■ AVAILABLE DATA ■
━━━━

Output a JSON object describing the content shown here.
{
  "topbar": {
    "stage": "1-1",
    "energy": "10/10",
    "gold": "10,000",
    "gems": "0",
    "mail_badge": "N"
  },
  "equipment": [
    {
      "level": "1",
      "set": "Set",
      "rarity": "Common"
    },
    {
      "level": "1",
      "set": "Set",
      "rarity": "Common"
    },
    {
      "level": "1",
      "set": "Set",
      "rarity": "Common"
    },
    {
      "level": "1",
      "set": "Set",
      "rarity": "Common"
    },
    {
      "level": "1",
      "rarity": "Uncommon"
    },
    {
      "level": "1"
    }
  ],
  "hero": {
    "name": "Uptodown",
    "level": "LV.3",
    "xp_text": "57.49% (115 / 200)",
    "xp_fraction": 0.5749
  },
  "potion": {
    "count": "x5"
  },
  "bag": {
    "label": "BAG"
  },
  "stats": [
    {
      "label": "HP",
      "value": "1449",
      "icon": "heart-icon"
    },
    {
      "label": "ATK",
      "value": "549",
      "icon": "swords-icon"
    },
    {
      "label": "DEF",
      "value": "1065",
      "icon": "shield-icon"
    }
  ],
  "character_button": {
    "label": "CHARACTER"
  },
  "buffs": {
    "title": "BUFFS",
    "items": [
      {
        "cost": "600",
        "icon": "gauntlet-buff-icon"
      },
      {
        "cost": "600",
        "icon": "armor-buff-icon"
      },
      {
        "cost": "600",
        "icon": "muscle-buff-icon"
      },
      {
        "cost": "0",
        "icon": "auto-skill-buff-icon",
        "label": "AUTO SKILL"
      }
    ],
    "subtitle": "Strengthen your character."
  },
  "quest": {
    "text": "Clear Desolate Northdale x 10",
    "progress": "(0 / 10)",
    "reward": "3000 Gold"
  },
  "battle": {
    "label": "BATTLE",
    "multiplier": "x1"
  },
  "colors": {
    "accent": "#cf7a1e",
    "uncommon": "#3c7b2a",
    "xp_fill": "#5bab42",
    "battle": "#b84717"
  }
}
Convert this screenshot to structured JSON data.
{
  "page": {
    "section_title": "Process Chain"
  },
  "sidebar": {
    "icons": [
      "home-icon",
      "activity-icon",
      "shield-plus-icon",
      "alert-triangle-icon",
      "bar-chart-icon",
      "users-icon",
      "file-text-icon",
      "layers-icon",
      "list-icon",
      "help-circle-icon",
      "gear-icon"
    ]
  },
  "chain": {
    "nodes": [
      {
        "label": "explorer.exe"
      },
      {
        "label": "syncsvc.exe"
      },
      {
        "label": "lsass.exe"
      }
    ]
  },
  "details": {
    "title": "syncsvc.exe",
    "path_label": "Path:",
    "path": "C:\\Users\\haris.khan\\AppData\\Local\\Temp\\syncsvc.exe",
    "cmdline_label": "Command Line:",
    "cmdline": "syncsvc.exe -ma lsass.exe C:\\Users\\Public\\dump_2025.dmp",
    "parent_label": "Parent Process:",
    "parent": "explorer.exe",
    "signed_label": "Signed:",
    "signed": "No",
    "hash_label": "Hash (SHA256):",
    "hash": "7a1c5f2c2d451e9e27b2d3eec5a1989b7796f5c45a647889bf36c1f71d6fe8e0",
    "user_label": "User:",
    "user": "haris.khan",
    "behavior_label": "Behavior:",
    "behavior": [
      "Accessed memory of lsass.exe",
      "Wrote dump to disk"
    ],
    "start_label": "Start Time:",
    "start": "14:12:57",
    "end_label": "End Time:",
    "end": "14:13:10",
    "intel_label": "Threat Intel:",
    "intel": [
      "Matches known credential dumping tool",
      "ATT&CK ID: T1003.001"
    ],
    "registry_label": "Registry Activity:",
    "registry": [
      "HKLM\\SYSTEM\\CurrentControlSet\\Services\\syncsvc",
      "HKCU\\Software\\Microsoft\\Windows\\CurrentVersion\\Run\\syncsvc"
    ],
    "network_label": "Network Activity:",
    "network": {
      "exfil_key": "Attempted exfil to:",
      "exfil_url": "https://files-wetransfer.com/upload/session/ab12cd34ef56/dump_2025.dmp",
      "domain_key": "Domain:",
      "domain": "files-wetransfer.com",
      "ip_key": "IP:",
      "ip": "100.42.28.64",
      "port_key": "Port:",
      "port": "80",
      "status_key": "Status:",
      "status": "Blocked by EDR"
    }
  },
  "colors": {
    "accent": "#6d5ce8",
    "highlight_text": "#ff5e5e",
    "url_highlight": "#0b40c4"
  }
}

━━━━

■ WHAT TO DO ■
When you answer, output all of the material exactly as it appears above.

■ ANSWER SPACE ■
Output a JSON object describing the content shown here.
{
  "topbar": {
    "stage": "1-1",
    "energy": "10/10",
    "gold": "10,000",
    "gems": "0",
    "mail_badge": "N"
  },
  "equipment": [
    {
      "level": "1",
      "set": "Set",
      "rarity": "Common"
    },
    {
      "level": "1",
      "set": "Set",
      "rarity": "Common"
    },
    {
      "level": "1",
      "set": "Set",
      "rarity": "Common"
    },
    {
      "level": "1",
      "set": "Set",
      "rarity": "Common"
    },
    {
      "level": "1",
      "rarity": "Uncommon"
    },
    {
      "level": "1"
    }
  ],
  "hero": {
    "name": "Uptodown",
    "level": "LV.3",
    "xp_text": "57.49% (115 / 200)",
    "xp_fraction": 0.5749
  },
  "potion": {
    "count": "x5"
  },
  "bag": {
    "label": "BAG"
  },
  "stats": [
    {
      "label": "HP",
      "value": "1449",
      "icon": "heart-icon"
    },
    {
      "label": "ATK",
      "value": "549",
      "icon": "swords-icon"
    },
    {
      "label": "DEF",
      "value": "1065",
      "icon": "shield-icon"
    }
  ],
  "character_button": {
    "label": "CHARACTER"
  },
  "buffs": {
    "title": "BUFFS",
    "items": [
      {
        "cost": "600",
        "icon": "gauntlet-buff-icon"
      },
      {
        "cost": "600",
        "icon": "armor-buff-icon"
      },
      {
        "cost": "600",
        "icon": "muscle-buff-icon"
      },
      {
        "cost": "0",
        "icon": "auto-skill-buff-icon",
        "label": "AUTO SKILL"
      }
    ],
    "subtitle": "Strengthen your character."
  },
  "quest": {
    "text": "Clear Desolate Northdale x 10",
    "progress": "(0 / 10)",
    "reward": "3000 Gold"
  },
  "battle": {
    "label": "BATTLE",
    "multiplier": "x1"
  },
  "colors": {
    "accent": "#cf7a1e",
    "uncommon": "#3c7b2a",
    "xp_fill": "#5bab42",
    "battle": "#b84717"
  }
}
Convert this screenshot to structured JSON data.
{
  "page": {
    "section_title": "Process Chain"
  },
  "sidebar": {
    "icons": [
      "home-icon",
      "activity-icon",
      "shield-plus-icon",
      "alert-triangle-icon",
      "bar-chart-icon",
      "users-icon",
      "file-text-icon",
      "layers-icon",
      "list-icon",
      "help-circle-icon",
      "gear-icon"
    ]
  },
  "chain": {
    "nodes": [
      {
        "label": "explorer.exe"
      },
      {
        "label": "syncsvc.exe"
      },
      {
        "label": "lsass.exe"
      }
    ]
  },
  "details": {
    "title": "syncsvc.exe",
    "path_label": "Path:",
    "path": "C:\\Users\\haris.khan\\AppData\\Local\\Temp\\syncsvc.exe",
    "cmdline_label": "Command Line:",
    "cmdline": "syncsvc.exe -ma lsass.exe C:\\Users\\Public\\dump_2025.dmp",
    "parent_label": "Parent Process:",
    "parent": "explorer.exe",
    "signed_label": "Signed:",
    "signed": "No",
    "hash_label": "Hash (SHA256):",
    "hash": "7a1c5f2c2d451e9e27b2d3eec5a1989b7796f5c45a647889bf36c1f71d6fe8e0",
    "user_label": "User:",
    "user": "haris.khan",
    "behavior_label": "Behavior:",
    "behavior": [
      "Accessed memory of lsass.exe",
      "Wrote dump to disk"
    ],
    "start_label": "Start Time:",
    "start": "14:12:57",
    "end_label": "End Time:",
    "end": "14:13:10",
    "intel_label": "Threat Intel:",
    "intel": [
      "Matches known credential dumping tool",
      "ATT&CK ID: T1003.001"
    ],
    "registry_label": "Registry Activity:",
    "registry": [
      "HKLM\\SYSTEM\\CurrentControlSet\\Services\\syncsvc",
      "HKCU\\Software\\Microsoft\\Windows\\CurrentVersion\\Run\\syncsvc"
    ],
    "network_label": "Network Activity:",
    "network": {
      "exfil_key": "Attempted exfil to:",
      "exfil_url": "https://files-wetransfer.com/upload/session/ab12cd34ef56/dump_2025.dmp",
      "domain_key": "Domain:",
      "domain": "files-wetransfer.com",
      "ip_key": "IP:",
      "ip": "100.42.28.64",
      "port_key": "Port:",
      "port": "80",
      "status_key": "Status:",
      "status": "Blocked by EDR"
    }
  },
  "colors": {
    "accent": "#6d5ce8",
    "highlight_text": "#ff5e5e",
    "url_highlight": "#0b40c4"
  }
}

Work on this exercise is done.